And definitely not what he expected to see during his Vegas visit.
“No,” Magana blurts out. “Not like this. This is totally random.”
No, not really.
If there’s one thing “Tell Me Your Secrets” isn’t, it’s random.
Just ask Gonzalez and Vitale, who have been collaborating since 2010, when Gonzalez was shooting a fashion film and needed a pianist. He told a friend, who also knew Vitale.
Vitale showed up at the shoot “and said, ‘Hi — I am the pianist,’ ” Vitale recalls.
That was in New York, where both artists are based.
Gonzalez grew up in South Texas before attending film school and becoming a multidisciplinary visual artist. (He’s currently co-directing a feature-length documentary with Sean Ono Lennon.)
Vitale, from Italy, is a pianist, composer and acoustic engineer, with a Ph.D. in acoustics and master’s degrees in electronic engineering and English as well as piano. (He’s recorded two solo albums, “Zero Space” and “Storm,” and has won grants and prizes for his research on such topics as architectural acoustics and music communication.)
Both are involved with the New York-based art organization Contaminate, which focuses on “experiential art,” according to co-founder Alessandro Spreafico. “We’re trying to convince people to start collecting experiences.”
The experience that became “Tell Me Your Secrets” first took shape when Gonzalez was invited to submit a proposal for the P3Studio by the nonprofit Art Production Fund, which produces public art projects — and helped The Cosmopolitan develop and curate its artists-in-residence program.
The invitation came in the wake of a 16-screen video installation Gonzalez created in Times Square and additional video installations at the Standard hotels in Los Angeles and West Hollywood, he recalls.
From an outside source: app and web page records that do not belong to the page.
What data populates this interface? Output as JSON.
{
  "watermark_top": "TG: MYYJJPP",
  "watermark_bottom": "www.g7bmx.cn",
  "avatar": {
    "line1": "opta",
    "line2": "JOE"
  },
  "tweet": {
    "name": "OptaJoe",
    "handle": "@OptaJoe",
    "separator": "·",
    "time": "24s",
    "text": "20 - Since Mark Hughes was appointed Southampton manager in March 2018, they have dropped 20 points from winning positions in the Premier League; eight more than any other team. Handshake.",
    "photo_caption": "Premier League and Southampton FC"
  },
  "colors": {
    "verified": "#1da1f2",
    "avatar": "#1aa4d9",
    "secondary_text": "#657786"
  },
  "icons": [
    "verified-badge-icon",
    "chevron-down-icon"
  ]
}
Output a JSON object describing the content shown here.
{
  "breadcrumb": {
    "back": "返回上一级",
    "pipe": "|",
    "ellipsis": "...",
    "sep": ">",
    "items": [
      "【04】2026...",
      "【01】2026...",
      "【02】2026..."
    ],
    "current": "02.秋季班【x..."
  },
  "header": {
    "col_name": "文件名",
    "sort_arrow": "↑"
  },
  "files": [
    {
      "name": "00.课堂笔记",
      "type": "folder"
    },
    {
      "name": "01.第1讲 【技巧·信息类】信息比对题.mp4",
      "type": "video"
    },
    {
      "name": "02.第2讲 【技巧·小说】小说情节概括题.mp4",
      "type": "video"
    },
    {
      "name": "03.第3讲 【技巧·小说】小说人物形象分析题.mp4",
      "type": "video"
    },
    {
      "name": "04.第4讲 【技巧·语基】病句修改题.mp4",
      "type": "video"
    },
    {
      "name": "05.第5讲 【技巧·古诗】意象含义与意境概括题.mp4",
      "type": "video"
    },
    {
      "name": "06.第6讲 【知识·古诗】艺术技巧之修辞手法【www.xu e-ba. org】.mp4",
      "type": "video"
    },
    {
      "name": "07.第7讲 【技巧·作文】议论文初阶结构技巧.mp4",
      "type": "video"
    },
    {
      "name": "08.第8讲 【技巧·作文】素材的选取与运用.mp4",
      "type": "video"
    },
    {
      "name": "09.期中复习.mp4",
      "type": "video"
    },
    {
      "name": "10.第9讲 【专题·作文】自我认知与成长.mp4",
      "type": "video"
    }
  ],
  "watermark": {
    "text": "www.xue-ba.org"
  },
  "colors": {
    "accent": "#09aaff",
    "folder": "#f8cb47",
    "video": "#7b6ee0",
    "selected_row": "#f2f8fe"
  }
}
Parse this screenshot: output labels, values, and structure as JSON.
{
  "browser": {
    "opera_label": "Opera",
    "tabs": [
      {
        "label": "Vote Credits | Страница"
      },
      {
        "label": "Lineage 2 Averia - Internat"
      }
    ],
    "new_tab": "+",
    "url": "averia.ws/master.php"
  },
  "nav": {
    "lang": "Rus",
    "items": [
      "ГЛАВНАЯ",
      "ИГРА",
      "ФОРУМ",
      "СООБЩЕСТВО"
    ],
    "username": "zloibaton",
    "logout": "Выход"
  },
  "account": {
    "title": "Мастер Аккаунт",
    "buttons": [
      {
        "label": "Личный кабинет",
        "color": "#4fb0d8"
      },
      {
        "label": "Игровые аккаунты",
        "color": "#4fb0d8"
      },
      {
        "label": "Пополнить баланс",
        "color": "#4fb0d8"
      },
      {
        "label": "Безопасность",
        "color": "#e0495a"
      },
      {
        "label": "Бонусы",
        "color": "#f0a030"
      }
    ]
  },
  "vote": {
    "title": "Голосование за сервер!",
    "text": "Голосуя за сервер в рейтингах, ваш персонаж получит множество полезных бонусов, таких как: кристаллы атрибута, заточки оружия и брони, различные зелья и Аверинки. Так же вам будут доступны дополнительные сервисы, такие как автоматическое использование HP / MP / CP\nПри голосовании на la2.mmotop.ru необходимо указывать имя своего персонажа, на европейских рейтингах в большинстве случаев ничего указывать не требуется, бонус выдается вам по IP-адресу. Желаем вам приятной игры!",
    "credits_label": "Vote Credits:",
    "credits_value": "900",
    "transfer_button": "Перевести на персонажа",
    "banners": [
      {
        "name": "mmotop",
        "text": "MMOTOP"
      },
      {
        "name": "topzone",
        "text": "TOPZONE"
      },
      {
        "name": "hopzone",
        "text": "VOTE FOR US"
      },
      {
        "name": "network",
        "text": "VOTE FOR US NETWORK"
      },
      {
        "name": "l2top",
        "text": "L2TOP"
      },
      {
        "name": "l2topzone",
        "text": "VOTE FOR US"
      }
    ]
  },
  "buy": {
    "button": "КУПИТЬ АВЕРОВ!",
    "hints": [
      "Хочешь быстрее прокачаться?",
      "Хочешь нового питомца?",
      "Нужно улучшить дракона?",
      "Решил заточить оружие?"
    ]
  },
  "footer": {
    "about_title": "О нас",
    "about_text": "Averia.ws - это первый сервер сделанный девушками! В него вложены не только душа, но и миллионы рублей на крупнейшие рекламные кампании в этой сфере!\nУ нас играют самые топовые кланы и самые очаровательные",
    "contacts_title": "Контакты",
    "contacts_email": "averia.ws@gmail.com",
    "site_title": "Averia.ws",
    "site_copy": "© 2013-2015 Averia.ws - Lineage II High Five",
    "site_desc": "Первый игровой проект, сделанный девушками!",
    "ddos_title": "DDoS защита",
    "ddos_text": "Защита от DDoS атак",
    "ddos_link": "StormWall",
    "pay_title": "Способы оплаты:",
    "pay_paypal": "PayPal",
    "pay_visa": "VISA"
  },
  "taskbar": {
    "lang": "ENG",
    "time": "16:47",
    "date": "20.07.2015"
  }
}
“Tell Me Your Secrets” was “originally conceived for an art salon,” and produced by Contaminate to “work out how the technology and the music would mesh” and “see how the immersive experience could work,” Gonzalez says.
To create The Cosmopolitan’s version of “Tell Me Your Secrets,” Gonzalez and Vitale “built everything in New York,” Vitale notes, then rented a truck to transport everything to Las Vegas.
And Vitale designed the algorithm that translates the shared “secrets” into vibration patterns that not only form the project’s soundtrack but set off ripples in the fluid surrounding the pod-shaped pyramids, which “acts as a solid if you punch it,” he explains.
Those who find themselves inside those mirrored pyramids — artists and visitors — see “a broken image of yourself,” Gonzalez explains.
“But the longer you’re in the pyramid and you study your own reflection,” he adds, “it will morph into a collective truth.”
Or, as Gonzalez describes it, as “a multisensory immersive experience” — one that “will always change because of the human elements,” he adds. “The people in the pyramid are experiencing what we are experiencing. We will go to that place with you — you are not alone.”
And because “the pyramid is not entirely closed,” Vitale adds, “there’s an invitation for a connection. People could reach out with their hands and touch and play with the fluid,” or “start a conversation with you.”
Which is exactly what happened during Gonzalez’s first night inside one of “Tell Me Your Secrets’ ” mirrored pyramids.
At first, it was “just a void — a sort of infinity of yourself. Then, before I knew it, someone would reach out,” the artist recalls, noting “the whole idea of active reciprocity within that physical dialogue. The human element is the key factor to all good art.”
Contact reporter Carol Cling at firstname.lastname@example.org or 702-383-0272.